Listen y’all, what is with all these no-account mangy foreign varmits taking all our jerbs? I’m not talking about our neighbors from the south or them there Canindians from the north, I’m talking about them folks from overseas coming in and stealing our All-American icons. First they got their limey mits all over our superheroes, and now they’re a-comin’ for the cowboy. Is that lady-lipped English feller, Daniel Craig, really gonna play a cowboy in Cowboys and Aliens? The cowboy? He’s the Alien! Ain’t no way some tea-drinkin’, soft-footed Brit can do justice to a gunslinger. The cowboy is as American as gull-durned apple pie, fer crissakes! Hunh? Apple pie was invented by the British? Dagnabbit.
Okay, all kidding aside, y’all, the Western genre, while considered the epitome of Americana, isn’t being invaded, it’s been occupied. After the legendary John Ford, the most famous Western director is an Italian, Sergio Leone. And two of the most popular and iconic Westerns Magnificent Seven and A Fistful of Dollars are based, of course, on Japanese films. But while an actor is an actor and it is their job to play someone entirely “foreign,” I’m as leery of a Brit in the saddle as I am of a Yankee in King Arthur’s Court. But time and time again I’ve been proven wrong. By Brits but, mostly, by Australians. The land down under shares a lot in common with the American frontier (rough and tumble, indigenous peoples, harsh, unforgiving landscapes), so it should be unsurprising that so many talented Australians have slipped effortlessly into the chaps and spurs of the American Western. In fact, the Australian Western is a genre in its own right and includes The Man From Snowy River, Quigley Down Under ( sorta), Ned Kelly and, my personal favorite, The Proposition. In fact, I’m going to smirch this list of Foreign Actors as Western Heroes ever so slightly and give a tip of the stetson to that glorious bloodbath of a film.

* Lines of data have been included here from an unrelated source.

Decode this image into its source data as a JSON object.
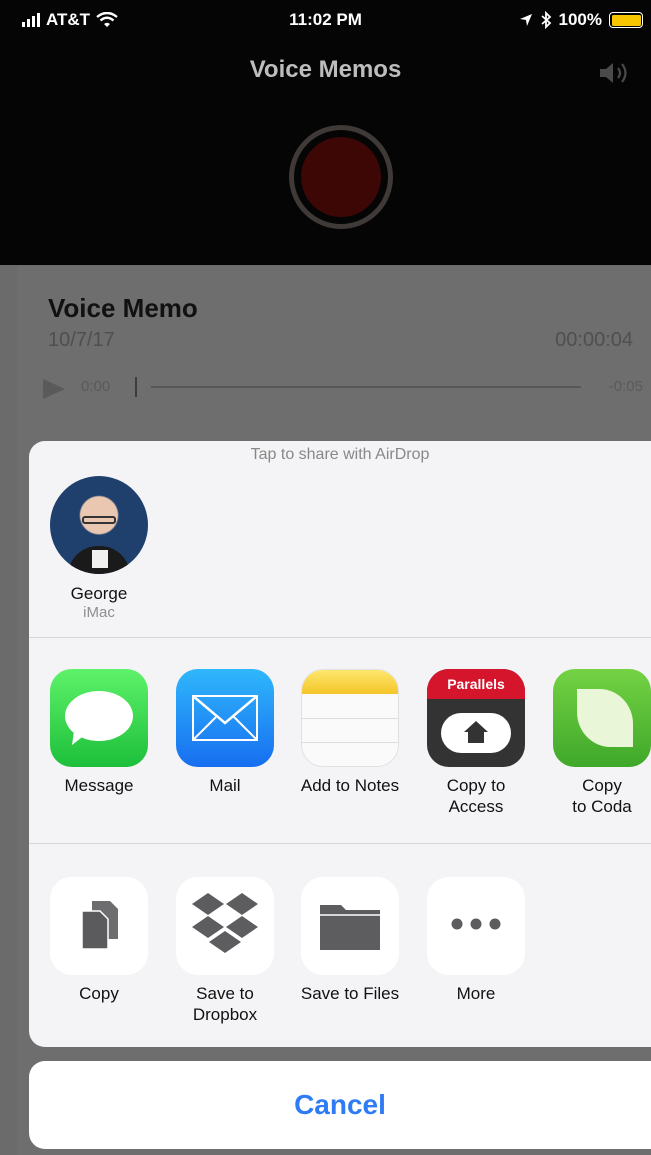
{
  "status_bar": {
    "carrier": "AT&T",
    "time": "11:02 PM",
    "battery_percent": "100%",
    "battery_color": "#f7c600"
  },
  "app": {
    "title": "Voice Memos"
  },
  "memo": {
    "title": "Voice Memo",
    "date": "10/7/17",
    "duration": "00:00:04",
    "elapsed": "0:00",
    "remaining": "-0:05"
  },
  "share_sheet": {
    "airdrop_hint": "Tap to share with AirDrop",
    "contact": {
      "name": "George",
      "device": "iMac"
    },
    "apps": [
      {
        "label": "Message",
        "icon": "messages-icon"
      },
      {
        "label": "Mail",
        "icon": "mail-icon"
      },
      {
        "label": "Add to Notes",
        "icon": "notes-icon"
      },
      {
        "label": "Copy to\nAccess",
        "icon": "parallels-access-icon",
        "badge": "Parallels"
      },
      {
        "label": "Copy\nto Coda",
        "icon": "coda-icon"
      }
    ],
    "actions": [
      {
        "label": "Copy",
        "icon": "copy-icon"
      },
      {
        "label": "Save to\nDropbox",
        "icon": "dropbox-icon"
      },
      {
        "label": "Save to Files",
        "icon": "folder-icon"
      },
      {
        "label": "More",
        "icon": "more-icon"
      }
    ],
    "cancel_label": "Cancel",
    "accent_color": "#2f7bf6"
  }
}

Guy Pearce (Australian): The Proposition—It’s cheating to include this film, but just in case some of you out there haven’t seen this damn fine piece of cinema, I urge you to do so. That is, if you think you’ve got the stomach for it.
Yul Brynner (Russian): The Magnificent Seven—The lead actor in one of the most iconic Westerns of all time isn’t John Wayne or Gary Cooper, it’s the great Yul Brynner.
Geoffrey Rush (Australian): The Warrior’s Way—This mess of a film was saved from being a total disaster by Rush’s sly performance. If you’re in the mood for an Asian-influenced Western, however, I suggest you try Sukiyaki Western Django instead.
Cate Blanchett (Australian): The Missing—Blanchett is Blanchett and can do anything. Well, except a Russian accent, Doctor Jeaunes.
Mel Gibson (Australian-Bigot): Maverick - I don’t care that he’s a shith**l, I love this movie. I like to pretend that maybe he wasn’t a shith**l back then.
Heath Ledger (Australian): Brokeback Mountain—Some people try to say this isn’t a Western and then I laugh in their faces because if the genre is meant to celebrate the struggle to survive in a harsh and unyielding environment, then Brokeback is the best Western I’ve ever seen. Ledger is, naturally, amazing with his clenched jaw and loaded silences. Damnit.
Christian Bale and Russell Crowe (English and Australian [but born in New Zealand for all you sticklers]): 3:10 To Yuma—To me, this is an almost perfect film. Both men absolutely dominate in these roles which transcend the typical black hat/white hat. Crowe gets an extra mention for his portrayal of the gunslinging preacher in The Quick and the Dead, one of the best worst films of all time.
Joanna Robinson finally, today, at long last gets that “Cowboys and Aliens” is a play on “Cowboys and Indians” and will stop mistakenly calling it “Cowboys vs. Aliens.” Probably.